NYS Passes Suspension of Hydrofracking Bill-Nov.29,2010


What Does the Moratorium Bill Really Say? Marcellus Effect.  Dec. 2, 2010.


New York State Assembly Passes a Moratorium Bill!

Paterson Expected to Sign It!
In an historic vote, the New York State Assembly enacted a temporary ban on hydraulic fracturing which will remain in effect until May 15, 2011.  The bill, A11443B/S08129B  was approved by the Senate last summer and is now on its way to Governor Paterson, who is expected to sign it into law.

The de facto moratorium that has been in effect for the past two years can be attributed to Governor Paterson because he ordered the NYS DEC to prepare a new environmental impact statement to set standards for issuing permits for high-volume hydraulic fracturing and the DEC has yet to finalize its work.  By signing this bill, Governor Paterson will cement his reputation as the first Governor in the country to protect his citizens from the precipitous onslaught of dangerous and poorly regulated shale gas extraction.
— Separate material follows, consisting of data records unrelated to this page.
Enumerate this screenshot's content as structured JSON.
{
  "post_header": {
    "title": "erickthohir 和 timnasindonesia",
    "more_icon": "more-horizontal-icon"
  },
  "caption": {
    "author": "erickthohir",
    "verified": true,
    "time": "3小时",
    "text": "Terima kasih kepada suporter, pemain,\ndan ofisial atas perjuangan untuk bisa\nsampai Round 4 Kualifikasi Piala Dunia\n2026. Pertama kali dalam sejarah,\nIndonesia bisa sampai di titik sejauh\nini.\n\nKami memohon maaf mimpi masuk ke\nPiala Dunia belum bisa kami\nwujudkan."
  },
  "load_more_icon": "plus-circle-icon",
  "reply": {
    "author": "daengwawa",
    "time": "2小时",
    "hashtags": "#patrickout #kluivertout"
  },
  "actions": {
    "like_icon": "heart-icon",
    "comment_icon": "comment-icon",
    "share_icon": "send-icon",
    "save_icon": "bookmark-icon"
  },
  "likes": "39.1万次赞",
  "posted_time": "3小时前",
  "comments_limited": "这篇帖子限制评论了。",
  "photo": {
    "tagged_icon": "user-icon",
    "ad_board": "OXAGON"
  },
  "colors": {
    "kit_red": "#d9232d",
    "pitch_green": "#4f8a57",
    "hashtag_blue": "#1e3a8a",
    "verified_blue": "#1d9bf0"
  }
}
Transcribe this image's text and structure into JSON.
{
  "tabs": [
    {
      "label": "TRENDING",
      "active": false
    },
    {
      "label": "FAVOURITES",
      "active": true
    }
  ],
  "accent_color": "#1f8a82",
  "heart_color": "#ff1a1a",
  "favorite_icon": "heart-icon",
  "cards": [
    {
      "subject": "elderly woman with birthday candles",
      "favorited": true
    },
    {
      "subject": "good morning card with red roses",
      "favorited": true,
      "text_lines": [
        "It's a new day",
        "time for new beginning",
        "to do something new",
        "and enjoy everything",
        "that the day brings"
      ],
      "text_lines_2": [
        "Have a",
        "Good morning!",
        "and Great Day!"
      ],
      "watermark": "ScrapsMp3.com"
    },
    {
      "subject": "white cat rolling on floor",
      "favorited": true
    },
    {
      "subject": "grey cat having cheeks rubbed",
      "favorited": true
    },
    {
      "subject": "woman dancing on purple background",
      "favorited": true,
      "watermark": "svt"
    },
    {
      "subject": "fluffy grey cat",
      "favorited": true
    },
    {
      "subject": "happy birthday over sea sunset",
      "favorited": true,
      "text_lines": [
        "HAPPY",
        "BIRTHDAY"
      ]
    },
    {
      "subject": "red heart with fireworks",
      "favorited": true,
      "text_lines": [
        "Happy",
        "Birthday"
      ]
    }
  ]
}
The vote in the Assembly caps an incredible two weeks for those of us who have been working hard to combat the corporations that intend to turn our communities into sacrificial energy zones.

On November 17th, the Broome County legislature rejected, for the second time, a plan to lease county lands for drilling.   The 10-3 vote was an embarrassing setback for County Executive Barbara Fiala, who has recklessly been pushing fracking since landsmen first showed up in the county.
On the same day, Pittsburgh became the first city in the nation to ban drilling outright.   Residents of that city already have had a taste of fracking – literally.  Beginning in 2008 the city’s drinking water began turning smelly and brown after huge quantities of drilling wastewater were dumped into the Monongahela River, which supplies the city.  
The day after Thanksgiving, Governor Paterson acknowledged the role ordinary citizens have played in defeating dangerous drilling saying “This is a very good example of public participation. Our DEC…originally ruled that hydrofracking would not affect the water quality in the area, but we’ve received additional information and have not been able to come to a conclusion as to whether or not this is a good idea… We’re not going to risk public safety or water quality…  At this point, I would say that the hydrofracking opponents have raised enough of an argument to thwart us going forward at this time.”


Mother Nature lends a hand
On November 18th drilling giant EnCana announced that it was pulling out of Luzerne County, PA because its exploratory wells indicated that “wells were unlikely to produce natural gas in commercial quantities.”   Is this the beginning of the unraveling of the much ballyhooed Marcellus Shale play, as predicted by Arthur Berman?   Only time will tell…

                                                 …for now we’ll just say

Comments are closed.

%d bloggers like this: